▶ [WORK REQUEST]
Go through the data below and return each line where the string "JSON" appears.

▶ [SUPPLIED DATA]

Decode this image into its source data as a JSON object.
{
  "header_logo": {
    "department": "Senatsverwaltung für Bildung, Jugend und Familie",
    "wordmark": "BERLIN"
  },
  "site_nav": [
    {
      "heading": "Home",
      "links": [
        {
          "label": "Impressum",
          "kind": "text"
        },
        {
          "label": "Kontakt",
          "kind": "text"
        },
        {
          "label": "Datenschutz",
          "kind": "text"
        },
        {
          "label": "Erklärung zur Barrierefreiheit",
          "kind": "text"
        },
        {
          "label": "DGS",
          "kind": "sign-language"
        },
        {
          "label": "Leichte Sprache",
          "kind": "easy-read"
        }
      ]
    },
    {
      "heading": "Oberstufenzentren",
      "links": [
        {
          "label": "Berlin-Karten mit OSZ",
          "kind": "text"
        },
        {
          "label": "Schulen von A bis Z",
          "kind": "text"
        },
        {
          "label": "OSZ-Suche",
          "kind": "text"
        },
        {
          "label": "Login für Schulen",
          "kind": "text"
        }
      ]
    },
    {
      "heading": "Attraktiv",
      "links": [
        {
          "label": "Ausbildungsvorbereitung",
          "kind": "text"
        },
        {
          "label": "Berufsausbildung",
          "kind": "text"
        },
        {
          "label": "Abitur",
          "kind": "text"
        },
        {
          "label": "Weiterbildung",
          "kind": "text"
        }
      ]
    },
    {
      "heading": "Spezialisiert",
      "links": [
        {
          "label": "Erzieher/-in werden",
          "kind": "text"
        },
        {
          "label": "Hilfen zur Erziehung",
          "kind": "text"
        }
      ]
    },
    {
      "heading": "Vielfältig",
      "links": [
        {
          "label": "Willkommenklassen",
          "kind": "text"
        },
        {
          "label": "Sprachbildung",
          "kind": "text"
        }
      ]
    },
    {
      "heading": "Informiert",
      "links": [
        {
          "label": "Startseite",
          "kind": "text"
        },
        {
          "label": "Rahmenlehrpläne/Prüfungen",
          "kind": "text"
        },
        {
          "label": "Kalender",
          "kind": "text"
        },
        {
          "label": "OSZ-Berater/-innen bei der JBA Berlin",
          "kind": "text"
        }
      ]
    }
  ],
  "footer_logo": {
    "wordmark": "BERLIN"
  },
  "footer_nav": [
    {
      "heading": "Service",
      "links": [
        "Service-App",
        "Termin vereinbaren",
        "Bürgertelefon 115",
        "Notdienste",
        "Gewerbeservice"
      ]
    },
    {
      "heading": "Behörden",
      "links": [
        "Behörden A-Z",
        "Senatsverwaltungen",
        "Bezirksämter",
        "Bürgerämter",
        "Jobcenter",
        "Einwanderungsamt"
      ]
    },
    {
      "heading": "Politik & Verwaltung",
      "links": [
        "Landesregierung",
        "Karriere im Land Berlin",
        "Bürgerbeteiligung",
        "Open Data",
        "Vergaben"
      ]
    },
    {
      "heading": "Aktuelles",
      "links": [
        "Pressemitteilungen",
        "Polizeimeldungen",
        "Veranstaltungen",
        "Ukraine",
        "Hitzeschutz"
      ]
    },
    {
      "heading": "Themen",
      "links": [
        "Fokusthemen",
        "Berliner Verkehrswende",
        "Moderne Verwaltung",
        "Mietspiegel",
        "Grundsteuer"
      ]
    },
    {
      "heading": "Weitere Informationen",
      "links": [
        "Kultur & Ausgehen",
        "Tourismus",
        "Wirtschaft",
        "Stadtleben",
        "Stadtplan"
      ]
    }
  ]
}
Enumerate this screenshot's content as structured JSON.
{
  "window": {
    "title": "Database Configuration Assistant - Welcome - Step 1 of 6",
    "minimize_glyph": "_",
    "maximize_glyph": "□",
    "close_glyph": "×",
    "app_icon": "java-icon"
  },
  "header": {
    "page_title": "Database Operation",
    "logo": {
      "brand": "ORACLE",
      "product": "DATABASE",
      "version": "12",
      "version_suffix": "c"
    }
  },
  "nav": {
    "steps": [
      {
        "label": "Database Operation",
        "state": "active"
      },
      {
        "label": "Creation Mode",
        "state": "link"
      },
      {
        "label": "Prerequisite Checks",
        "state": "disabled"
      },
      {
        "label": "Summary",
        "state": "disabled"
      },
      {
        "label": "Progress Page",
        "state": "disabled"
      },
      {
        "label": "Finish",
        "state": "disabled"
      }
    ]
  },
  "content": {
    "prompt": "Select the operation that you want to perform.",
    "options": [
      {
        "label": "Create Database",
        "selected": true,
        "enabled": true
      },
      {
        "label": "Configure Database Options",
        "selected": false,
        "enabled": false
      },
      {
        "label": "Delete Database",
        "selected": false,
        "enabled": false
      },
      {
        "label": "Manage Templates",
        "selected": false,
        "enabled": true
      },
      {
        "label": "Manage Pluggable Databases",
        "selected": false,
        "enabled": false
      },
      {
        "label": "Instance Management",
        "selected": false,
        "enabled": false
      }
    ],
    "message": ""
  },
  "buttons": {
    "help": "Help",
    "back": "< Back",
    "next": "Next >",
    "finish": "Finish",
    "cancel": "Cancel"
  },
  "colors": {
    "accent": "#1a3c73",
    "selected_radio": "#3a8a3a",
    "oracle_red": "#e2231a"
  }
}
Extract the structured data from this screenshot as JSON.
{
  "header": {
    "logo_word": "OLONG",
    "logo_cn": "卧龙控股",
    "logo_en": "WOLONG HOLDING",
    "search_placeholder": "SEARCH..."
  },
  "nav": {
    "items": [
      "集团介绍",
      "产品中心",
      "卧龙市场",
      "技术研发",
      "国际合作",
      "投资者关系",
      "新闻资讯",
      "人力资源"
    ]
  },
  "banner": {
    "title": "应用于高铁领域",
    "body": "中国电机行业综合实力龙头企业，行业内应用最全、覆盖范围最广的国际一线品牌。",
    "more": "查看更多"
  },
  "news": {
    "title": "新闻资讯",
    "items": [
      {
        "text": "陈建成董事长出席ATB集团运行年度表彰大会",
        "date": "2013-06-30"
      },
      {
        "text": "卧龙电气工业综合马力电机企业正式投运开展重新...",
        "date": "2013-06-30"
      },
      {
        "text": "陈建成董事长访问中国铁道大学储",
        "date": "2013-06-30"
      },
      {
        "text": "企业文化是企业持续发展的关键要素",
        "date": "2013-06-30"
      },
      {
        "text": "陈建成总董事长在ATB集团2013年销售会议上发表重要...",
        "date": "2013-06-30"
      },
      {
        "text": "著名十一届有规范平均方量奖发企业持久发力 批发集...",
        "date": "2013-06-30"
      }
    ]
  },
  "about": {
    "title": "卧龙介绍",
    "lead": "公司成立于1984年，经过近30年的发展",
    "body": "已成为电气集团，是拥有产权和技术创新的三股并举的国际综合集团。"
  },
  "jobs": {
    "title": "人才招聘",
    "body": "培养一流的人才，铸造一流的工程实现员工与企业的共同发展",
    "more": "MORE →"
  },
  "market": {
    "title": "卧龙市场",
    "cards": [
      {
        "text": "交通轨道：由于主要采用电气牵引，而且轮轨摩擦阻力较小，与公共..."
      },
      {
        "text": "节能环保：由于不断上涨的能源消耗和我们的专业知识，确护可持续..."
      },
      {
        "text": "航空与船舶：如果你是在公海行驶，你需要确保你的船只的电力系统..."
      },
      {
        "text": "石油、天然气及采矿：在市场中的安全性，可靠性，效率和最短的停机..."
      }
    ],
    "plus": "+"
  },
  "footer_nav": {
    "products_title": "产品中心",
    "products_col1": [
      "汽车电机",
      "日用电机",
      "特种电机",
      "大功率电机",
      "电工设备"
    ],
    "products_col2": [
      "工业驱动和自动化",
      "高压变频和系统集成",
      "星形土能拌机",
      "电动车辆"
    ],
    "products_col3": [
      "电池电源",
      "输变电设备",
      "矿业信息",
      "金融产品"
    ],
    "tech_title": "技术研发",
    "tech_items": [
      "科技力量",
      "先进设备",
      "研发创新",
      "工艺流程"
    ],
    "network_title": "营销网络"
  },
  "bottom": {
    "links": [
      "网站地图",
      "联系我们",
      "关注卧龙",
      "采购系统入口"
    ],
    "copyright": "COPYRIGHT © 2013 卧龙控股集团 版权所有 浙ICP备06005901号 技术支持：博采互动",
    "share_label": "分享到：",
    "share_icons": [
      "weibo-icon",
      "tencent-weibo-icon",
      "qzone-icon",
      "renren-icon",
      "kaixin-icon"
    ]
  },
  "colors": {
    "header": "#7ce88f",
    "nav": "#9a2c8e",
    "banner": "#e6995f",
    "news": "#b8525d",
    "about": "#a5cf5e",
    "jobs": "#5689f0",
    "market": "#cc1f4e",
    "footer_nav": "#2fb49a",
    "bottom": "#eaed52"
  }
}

▶ [EXERCISE RESULT]
Decode this image into its source data as a JSON object.
Enumerate this screenshot's content as structured JSON.
Extract the structured data from this screenshot as JSON.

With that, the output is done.